State of the Industry 2009: Technology

October 1, 2008

MHE's State of the Industry Survey findings show that 44.6% of those surveyed did not envision using or implementing any advanced technological innovations, such as online physician visits.

MHE's State Of The Industry Survey findings show that 44.6% of those surveyed did not envision using or implementing any of the technological innovations listed. This could mean that there is no clear direction on where healthcare organizations want to focus their resources, say industry experts.

"The disparity between tools that manage risk and those that manage access demonstrates an indecisive market," says Jerry Osband, MD, chief medical officer at TriZetto. "Healthcare buyers are unclear on which solutions will bring them the strongest return for both the near and long term. All [of the innovations listed] are progressive technologies, but no one approach is perceived as showing a clear benefit, despite existing capabilities."

INTERACTIVE AND ONLINE

Risk management and access are top-of-mind with respondents-indicated by the almost 41% of them who said they will use interactive chronic care management and appointment scheduling online.

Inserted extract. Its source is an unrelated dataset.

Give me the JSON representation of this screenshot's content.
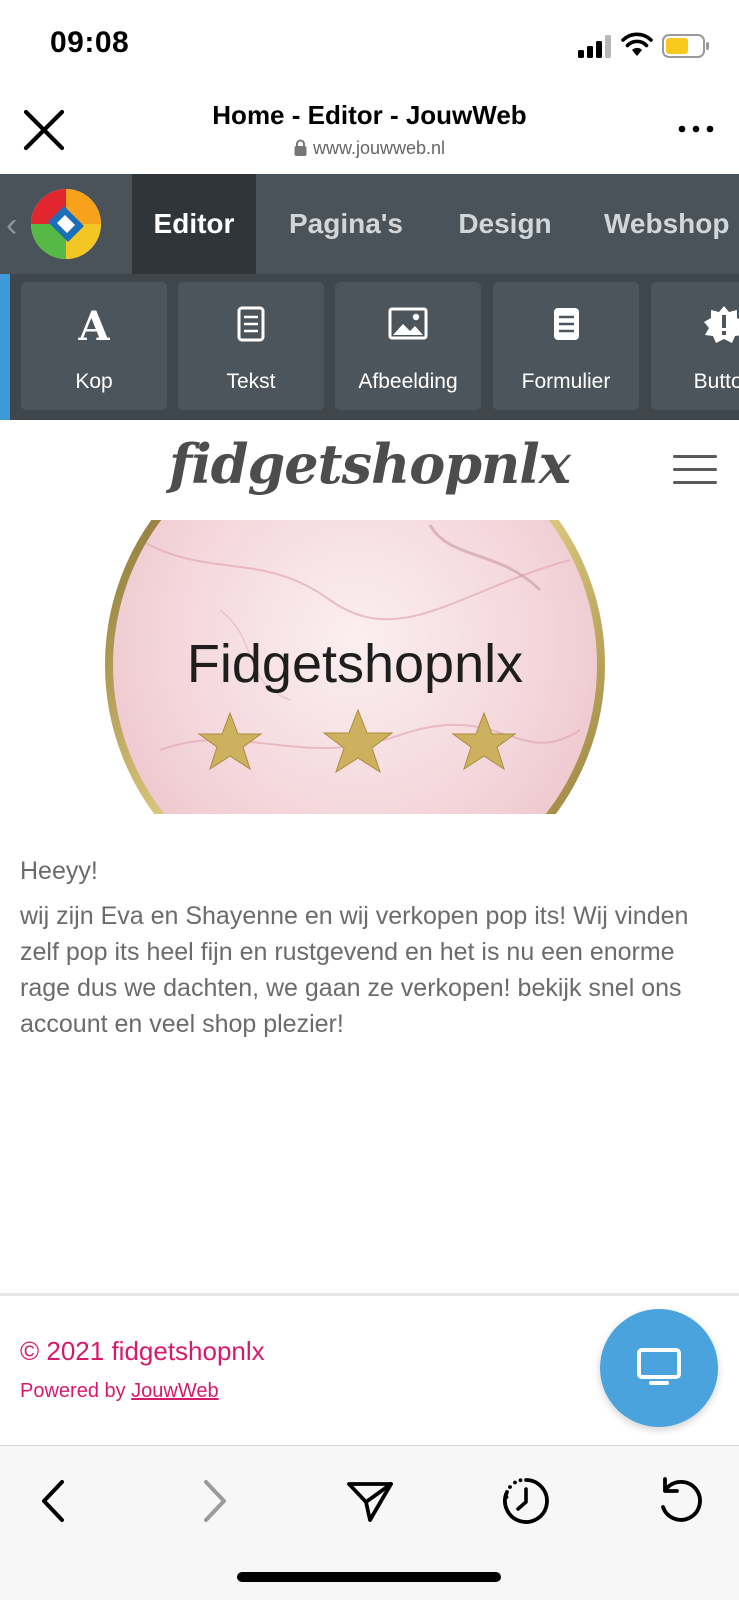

"It is critical for healthcare executives to manage both access and risk to be successful," Dr. Osband says. "Interactive chronic care management tools enable the management of clinical identification and risk management, while online appointment scheduling enables the management of member access. These two options are the logical top choices, given the priorities of managed care executives."

ROUTINE INTERACTION

Keckley says that the MHE data points to routine interaction with patients and pharmacies-"appropriately setting the stage for technology-enabled self-care via in-home monitoring devices and personal health records.

"These technologies exist already, but their use has been limited due to payment by plans as the rationale for non-use," Keckley continues. "Ironically, patients including seniors, enthusiastically support their use and prefer physicians who use technology appropriately."

That said, member education about the clinical and financial improvements achieved through technology-enabled care management must be a top priority for plans.

"Consumers want improved accuracy in their diagnostics and treatment plans that reduce the incidence of bad outcomes," Keckley says. "These are achieved best using technology."